Even with the military adding command as a somehow unique third wheel on the bicycle, John Keegan has offered an escape from that mental prison with ‘anti-heroic leadership’. This is best encapsulated by the example of President John F. Kennedy during the Cuban Missile Crisis. This de-emphasising the cult of the ‘great captain’, is in practical terms, further supported by Martin Van Creveld:
‘The best system of command, to caricature Clausewitz’s famous dictum on strategy, is always to have a genius in charge, first in general and then at a decisive point. However excellent in principle, this advice is less than useful in practice, the problem consisting precisely in the inability of the military (and non-military) institutions to achieve certainty either in producing a steady supply of geniuses or in identifying the decisive points into which, once available, they should be put.’
Even if a genius is present, the most effective still seek to optimise the performance of the collective. One of the original purposes of general staffs, now lost in the bureaucratic miasma.
Sort yourself out…
The philosopher Alain de Botton, at the end of his highly accessible The Consolations of Philosophy, advises the reader after sweeping them through a diverse range of brilliant thinkers, to put the book down and seek their own path. You are, of course, allowed to pick it up now and again, but you must sort it out yourself, the leadership of the self. You should depart from that dogma, ignore leadership/management semantic debates, take what you need, and seek the optima. In the words of Dr Young, ‘It is all leadership.’
Hint, if you are starting to look a leadership as a collective endeavour, you are probably on the right path.
- Taylor RL. Military Leadership: In Pursuit of Excellence. 6th ed. Routledge; 2008.
- Alan Murray. As Work Changes, So Must Managers; In an excerpt from the WSJ Essential Guide to Management, Alan Murray explains what a good manager does and how the job has changed. The Wall Street Journal Eastern Edition. Published online 2010.
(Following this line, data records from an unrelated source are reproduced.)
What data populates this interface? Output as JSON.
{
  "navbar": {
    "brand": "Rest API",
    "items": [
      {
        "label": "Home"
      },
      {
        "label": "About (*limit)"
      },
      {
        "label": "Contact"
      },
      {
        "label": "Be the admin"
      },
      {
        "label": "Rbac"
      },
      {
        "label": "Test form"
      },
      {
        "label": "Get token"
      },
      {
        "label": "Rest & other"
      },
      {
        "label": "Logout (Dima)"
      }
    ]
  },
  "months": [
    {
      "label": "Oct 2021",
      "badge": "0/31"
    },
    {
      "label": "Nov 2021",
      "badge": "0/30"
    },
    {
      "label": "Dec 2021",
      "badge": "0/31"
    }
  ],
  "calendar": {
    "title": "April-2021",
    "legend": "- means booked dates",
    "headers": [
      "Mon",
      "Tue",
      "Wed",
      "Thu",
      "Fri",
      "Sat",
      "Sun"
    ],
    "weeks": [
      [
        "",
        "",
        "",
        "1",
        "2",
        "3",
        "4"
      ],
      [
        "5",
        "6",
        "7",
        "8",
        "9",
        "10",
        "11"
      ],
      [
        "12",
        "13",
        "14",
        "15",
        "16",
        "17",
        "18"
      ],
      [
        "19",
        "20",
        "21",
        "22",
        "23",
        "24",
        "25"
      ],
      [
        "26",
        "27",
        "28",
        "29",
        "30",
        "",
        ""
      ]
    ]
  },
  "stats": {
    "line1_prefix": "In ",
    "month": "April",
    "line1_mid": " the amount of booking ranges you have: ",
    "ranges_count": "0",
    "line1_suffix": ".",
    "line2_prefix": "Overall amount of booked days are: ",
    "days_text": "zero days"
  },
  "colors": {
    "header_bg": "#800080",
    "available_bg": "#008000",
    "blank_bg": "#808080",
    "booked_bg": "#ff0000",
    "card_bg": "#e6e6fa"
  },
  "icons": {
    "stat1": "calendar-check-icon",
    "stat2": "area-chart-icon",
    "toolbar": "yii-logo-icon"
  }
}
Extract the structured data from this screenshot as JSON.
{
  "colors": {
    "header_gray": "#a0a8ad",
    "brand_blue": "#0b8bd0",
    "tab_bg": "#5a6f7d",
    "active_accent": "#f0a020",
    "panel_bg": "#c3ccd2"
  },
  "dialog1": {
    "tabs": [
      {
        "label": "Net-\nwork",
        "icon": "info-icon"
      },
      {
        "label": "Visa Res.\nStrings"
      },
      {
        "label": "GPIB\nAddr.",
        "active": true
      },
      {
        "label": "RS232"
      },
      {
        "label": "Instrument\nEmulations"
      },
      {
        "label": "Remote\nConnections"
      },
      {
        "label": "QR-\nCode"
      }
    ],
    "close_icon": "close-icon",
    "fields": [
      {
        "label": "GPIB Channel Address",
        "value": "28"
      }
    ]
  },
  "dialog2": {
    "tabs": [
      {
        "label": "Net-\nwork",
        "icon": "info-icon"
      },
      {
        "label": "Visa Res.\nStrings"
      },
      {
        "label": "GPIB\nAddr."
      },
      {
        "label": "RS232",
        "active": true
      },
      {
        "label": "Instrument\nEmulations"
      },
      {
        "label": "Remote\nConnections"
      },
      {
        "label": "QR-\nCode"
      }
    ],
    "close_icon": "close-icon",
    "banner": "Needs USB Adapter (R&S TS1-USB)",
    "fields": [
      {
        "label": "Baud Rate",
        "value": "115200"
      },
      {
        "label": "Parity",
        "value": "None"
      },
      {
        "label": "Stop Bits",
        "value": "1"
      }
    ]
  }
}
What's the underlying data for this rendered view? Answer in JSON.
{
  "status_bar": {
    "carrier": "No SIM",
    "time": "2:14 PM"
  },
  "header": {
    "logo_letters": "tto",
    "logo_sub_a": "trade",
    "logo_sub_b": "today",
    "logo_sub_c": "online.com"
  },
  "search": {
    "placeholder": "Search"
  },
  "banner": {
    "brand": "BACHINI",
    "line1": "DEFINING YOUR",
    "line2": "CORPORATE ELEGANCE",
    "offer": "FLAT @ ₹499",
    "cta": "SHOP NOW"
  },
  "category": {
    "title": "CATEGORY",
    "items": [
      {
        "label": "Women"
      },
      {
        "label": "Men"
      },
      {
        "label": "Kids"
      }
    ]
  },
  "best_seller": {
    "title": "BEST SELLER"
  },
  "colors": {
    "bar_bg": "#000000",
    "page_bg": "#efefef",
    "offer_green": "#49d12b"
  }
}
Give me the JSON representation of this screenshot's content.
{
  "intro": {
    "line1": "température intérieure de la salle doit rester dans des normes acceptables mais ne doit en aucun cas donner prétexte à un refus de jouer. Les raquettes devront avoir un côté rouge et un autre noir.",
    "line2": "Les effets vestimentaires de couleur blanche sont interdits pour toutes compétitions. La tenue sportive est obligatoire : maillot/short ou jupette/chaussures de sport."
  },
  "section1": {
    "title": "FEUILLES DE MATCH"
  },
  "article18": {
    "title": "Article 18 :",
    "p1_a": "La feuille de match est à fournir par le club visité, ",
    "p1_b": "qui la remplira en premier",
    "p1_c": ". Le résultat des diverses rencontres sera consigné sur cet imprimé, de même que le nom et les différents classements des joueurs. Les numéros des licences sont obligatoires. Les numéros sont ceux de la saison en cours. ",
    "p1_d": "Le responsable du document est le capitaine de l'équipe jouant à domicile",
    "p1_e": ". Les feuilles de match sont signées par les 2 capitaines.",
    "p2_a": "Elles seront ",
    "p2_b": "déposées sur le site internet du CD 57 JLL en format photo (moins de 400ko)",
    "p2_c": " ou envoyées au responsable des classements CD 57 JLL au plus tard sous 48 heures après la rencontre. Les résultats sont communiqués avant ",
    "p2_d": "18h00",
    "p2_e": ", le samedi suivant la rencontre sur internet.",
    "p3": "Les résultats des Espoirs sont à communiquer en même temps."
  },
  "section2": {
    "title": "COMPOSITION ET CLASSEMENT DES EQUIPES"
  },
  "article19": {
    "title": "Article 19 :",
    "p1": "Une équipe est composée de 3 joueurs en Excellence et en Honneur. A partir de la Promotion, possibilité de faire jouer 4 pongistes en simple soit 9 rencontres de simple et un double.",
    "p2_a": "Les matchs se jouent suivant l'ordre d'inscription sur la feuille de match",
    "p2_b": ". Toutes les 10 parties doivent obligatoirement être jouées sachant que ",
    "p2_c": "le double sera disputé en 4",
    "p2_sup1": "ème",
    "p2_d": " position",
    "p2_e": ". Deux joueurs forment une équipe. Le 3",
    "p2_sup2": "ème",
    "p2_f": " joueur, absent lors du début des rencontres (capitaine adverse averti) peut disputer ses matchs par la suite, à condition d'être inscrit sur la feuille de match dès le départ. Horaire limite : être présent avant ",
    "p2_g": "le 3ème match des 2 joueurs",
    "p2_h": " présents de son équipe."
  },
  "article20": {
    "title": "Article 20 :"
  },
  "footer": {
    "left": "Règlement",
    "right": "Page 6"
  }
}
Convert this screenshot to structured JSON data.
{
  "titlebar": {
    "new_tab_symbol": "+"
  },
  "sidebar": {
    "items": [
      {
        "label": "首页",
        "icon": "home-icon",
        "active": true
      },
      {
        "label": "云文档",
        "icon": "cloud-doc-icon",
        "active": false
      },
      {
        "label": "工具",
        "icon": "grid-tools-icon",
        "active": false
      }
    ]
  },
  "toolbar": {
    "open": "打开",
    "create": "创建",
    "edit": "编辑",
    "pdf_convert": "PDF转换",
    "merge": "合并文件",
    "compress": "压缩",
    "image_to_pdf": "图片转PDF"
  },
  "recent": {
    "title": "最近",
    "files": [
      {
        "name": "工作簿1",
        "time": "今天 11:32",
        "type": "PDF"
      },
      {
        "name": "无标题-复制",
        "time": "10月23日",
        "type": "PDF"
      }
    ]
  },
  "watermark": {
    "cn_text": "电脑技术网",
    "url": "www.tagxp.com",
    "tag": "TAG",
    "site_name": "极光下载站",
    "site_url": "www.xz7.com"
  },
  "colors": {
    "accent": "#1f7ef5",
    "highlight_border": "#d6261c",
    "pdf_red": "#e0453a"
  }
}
- Weick KE. The Social Psychology of Organizing. Addison-Wesley Publishing Company; 1969.
- Pearce CL, Conger JA. Shared Leadership: Reframing the Hows and Whys of Leadership. SAGE Publications; 2002.
- French D, Reid BH. British General Staff : Reform and Innovation. Taylor & Francis Group; 2002.